Since then, the OCPD has hired 22 officers under the new plan. But the FOP has maintained that the lack of a proper pension makes officers less committed to staying with the department long-term, presenting a poor return on training investment for the agency.
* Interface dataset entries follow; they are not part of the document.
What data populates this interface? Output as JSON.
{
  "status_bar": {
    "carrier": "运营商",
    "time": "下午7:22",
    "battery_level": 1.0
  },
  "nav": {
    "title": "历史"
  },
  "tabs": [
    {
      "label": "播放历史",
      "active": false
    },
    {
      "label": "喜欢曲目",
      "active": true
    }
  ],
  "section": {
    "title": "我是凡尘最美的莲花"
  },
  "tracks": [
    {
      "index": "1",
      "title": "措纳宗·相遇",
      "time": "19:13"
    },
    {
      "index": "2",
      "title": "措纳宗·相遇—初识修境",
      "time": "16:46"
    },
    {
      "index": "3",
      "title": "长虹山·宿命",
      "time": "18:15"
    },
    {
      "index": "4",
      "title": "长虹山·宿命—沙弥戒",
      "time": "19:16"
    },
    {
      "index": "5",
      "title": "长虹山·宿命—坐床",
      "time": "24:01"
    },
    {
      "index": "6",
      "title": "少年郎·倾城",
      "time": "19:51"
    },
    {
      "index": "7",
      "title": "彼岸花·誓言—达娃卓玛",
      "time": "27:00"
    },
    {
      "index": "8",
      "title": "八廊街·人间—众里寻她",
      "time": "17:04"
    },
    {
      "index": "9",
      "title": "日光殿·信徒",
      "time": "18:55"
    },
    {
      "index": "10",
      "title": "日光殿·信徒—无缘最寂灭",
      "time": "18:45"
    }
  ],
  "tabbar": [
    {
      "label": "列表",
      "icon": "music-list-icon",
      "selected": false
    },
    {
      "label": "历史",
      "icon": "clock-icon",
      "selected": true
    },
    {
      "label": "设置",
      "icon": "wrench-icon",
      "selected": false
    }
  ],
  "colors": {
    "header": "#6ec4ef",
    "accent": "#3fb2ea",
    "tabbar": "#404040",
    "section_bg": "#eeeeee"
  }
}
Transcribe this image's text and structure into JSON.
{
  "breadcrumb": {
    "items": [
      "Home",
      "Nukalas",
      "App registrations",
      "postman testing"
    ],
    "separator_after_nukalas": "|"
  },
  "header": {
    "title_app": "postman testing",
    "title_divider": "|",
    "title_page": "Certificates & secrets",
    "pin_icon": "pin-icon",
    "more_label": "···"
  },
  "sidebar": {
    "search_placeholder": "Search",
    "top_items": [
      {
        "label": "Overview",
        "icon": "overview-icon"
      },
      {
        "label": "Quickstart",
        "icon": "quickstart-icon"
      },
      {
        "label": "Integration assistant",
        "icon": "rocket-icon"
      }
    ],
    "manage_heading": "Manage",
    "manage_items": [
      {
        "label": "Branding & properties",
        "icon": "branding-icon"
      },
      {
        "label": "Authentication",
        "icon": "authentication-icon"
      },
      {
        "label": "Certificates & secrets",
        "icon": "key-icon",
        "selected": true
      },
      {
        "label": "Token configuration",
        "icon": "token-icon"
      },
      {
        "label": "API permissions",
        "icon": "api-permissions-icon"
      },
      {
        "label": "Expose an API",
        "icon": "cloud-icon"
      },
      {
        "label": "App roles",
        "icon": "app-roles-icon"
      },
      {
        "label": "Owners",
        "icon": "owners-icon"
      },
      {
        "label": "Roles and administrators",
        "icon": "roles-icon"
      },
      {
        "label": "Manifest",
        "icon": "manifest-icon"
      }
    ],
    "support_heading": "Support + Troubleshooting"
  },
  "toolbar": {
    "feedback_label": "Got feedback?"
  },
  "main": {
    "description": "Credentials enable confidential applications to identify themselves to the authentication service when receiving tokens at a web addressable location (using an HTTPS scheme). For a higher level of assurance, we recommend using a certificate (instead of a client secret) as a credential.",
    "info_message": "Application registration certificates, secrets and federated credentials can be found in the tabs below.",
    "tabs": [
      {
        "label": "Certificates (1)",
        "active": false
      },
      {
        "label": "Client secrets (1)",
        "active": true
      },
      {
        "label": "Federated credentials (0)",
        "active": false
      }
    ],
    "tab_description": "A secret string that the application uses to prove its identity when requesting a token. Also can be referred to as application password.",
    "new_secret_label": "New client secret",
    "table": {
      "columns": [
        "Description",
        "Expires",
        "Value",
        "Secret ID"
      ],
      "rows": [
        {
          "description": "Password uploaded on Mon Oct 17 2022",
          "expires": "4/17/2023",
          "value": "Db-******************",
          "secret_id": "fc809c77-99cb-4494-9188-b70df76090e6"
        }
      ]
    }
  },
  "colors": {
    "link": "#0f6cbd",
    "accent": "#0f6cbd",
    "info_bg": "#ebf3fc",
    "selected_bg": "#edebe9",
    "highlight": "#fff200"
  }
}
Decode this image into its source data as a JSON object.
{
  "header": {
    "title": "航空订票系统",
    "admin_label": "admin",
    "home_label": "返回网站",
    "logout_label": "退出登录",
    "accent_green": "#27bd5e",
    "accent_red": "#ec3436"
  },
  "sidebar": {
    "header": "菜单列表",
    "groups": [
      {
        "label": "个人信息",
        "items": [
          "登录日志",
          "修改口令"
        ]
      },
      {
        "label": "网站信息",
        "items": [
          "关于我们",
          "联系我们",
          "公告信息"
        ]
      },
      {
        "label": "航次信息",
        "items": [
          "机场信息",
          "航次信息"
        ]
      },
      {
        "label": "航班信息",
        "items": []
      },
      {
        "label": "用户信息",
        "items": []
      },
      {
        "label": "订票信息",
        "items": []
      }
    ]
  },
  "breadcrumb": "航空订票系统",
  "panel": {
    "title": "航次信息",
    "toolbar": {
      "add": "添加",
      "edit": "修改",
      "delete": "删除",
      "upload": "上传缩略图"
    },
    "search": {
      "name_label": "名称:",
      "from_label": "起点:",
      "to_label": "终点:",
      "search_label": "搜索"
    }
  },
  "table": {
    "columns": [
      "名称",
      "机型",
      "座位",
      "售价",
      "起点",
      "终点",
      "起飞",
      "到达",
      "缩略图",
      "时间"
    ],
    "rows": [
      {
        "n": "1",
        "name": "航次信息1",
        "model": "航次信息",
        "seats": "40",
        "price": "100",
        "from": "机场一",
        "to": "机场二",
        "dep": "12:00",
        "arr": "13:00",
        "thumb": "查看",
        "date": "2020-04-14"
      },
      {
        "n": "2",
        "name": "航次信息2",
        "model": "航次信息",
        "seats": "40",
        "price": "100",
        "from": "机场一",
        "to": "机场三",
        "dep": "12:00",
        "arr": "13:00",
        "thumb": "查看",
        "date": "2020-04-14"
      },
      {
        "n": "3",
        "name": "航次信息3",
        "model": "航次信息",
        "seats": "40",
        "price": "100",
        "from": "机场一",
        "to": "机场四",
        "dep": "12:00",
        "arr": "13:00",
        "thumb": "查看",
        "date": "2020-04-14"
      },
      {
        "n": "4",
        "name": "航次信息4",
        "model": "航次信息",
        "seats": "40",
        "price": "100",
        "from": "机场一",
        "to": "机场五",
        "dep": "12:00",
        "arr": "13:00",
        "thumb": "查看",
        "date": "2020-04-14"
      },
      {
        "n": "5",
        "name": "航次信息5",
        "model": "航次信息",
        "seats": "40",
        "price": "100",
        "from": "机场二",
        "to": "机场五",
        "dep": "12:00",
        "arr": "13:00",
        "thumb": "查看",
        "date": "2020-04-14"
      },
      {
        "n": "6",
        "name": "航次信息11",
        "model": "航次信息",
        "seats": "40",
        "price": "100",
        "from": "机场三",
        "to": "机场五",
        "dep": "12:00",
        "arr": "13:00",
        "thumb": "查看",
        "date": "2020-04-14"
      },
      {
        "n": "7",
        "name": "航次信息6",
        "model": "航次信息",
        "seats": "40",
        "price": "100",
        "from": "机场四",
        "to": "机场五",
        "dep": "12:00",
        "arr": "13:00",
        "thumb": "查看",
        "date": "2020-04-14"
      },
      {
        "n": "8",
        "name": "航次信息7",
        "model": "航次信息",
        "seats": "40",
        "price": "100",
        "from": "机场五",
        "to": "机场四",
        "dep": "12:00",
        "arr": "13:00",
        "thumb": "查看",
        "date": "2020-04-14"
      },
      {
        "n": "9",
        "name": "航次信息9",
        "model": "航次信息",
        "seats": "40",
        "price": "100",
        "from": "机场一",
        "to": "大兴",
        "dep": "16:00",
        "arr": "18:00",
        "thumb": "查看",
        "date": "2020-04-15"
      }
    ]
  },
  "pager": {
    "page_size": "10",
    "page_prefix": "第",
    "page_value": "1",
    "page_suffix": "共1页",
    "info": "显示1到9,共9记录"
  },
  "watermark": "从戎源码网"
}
The then-minority of the City Council, as well as Meehan, agreed, and were staunchly opposed to the change.
Because retirement benefits are part of their contract, Grady said the FOP could’ve fought the change as a violation of the agreement, but chose not to.
“We could’ve fought it, but we also looked to the future, and it sounded like, if things in November got changed, we knew we were looking forward to negotiations happening right after the elections,” Grady said. “We knew it was a matter of time [before a political change], and what the minority at the time down there thought of it [the pension change] was pretty clear.”
The FOP, as well as the IAFF, backed a slate of candidates in last years’ election that returned the post-2010 minority back to majority power.
“They had given us their word that they were at least going to go back and revisit this with open eyes, and potentially get rid of the new [defined contribution] system,” Grady said.
He praised that faction of council for its open communication, even when requesting concessions, such as the pay freeze that has been in place since 2009.
“We have a really good dialogue with them,” Grady said. “That’s how the conversation kind of got started, they came to us and said, ‘The city is in a tough spot here, and we need some help.’”
Grady said the union would not be looking for extra compensation for the last four years of hardship.
“We’re not asking for blood in this,” Grady said. “We’re not asking for a huge windfall or a back pay raise. I think they [the city] see that and appreciate it.”